To raise awareness of feral cat overpopulation, CSUN Cat People held their National Feral Cat Edu-thon in the Oviatt Library quad on Monday, October 17.
Led by anthropology professor, Sabina Magliocco, the organization hosted this event to raise overall awareness of the feral cats that are located on the CSUN campus.
“By spaying and neutering cats that are feral, that are not domesticated, that have moved away from human beings and are attracted to institutions because of the ready availability of trash, we help to support a more humane environment that will eventually lead to a no-kill LA,” Magliocco said.
The primary purpose of the event is to educate students on campus about the necessity of spaying and neutering their pets and the act of TNR, which stands for trap, neuter, and return.
“We just want to make sure that they have good quality of life and that the cat population doesn’t get out of control over here,” said Emily Siffrin, ecology and evolutionary biology major.
Siffrin has aspirations of becoming a veterinarian and genuinely cares about keeping the cat population down in order to limit the number of euthanized animals.
By promoting the concept of spaying and neutering pets, countless animal lives will be saved on a daily basis.
While Magliocco founded the group, a great deal of the work is done by CSUN students who care about animals and their wellbeing.
Darian Eskan, environmental sustainability major, joined the group recently and has already been making a major impact.
“Right now, I feed the cats on campus, I have one location behind the bookstore and its our way of maintaining the population.” Eskan said.
It is important to educate the public about spaying and neutering, especially when it comes to feral cats. Feral cats are the largest group euthanized because they are almost impossible to adopt.
Magliocco created the group in 2001 when she realized that the only way the problem could be controlled is by capturing and neutering as many cats as possible.
“Well the biggest influx of cats was actually in 1994 after the earthquake,” Magliocco said. “When I came in 1997, there were about 80 cats on this campus and they were not spayed and neutered and it was a big problem.”
Today, there are closer to 25 feral cats located on the CSUN campus due to Magliocco’s and the CSUN Cat People’s efforts.

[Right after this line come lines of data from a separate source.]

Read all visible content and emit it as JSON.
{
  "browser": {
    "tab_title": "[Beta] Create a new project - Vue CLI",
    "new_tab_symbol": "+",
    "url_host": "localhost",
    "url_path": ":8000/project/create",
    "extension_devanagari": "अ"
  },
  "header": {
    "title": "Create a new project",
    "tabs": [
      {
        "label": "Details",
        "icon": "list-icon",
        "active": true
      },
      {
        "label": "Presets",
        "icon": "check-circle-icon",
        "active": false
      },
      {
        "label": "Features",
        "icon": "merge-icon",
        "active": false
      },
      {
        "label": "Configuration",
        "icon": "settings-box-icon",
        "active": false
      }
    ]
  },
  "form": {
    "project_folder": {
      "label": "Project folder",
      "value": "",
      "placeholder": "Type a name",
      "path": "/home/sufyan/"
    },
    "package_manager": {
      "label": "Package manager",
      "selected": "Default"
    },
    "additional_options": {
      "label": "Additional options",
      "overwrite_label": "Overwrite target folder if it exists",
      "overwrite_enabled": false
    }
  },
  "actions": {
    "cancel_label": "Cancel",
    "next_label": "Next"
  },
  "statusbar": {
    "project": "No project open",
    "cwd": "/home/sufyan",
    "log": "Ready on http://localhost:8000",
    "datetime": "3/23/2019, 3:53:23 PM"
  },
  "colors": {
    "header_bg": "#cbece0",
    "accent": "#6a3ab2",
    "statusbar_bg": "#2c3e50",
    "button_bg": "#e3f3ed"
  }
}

While National Feral Cat Day technically took place on Sunday, the CSUN Cat People did not want to miss out on the opportunity to raise awareness for this worthy cause by promoting it in an area that is directly affected by it.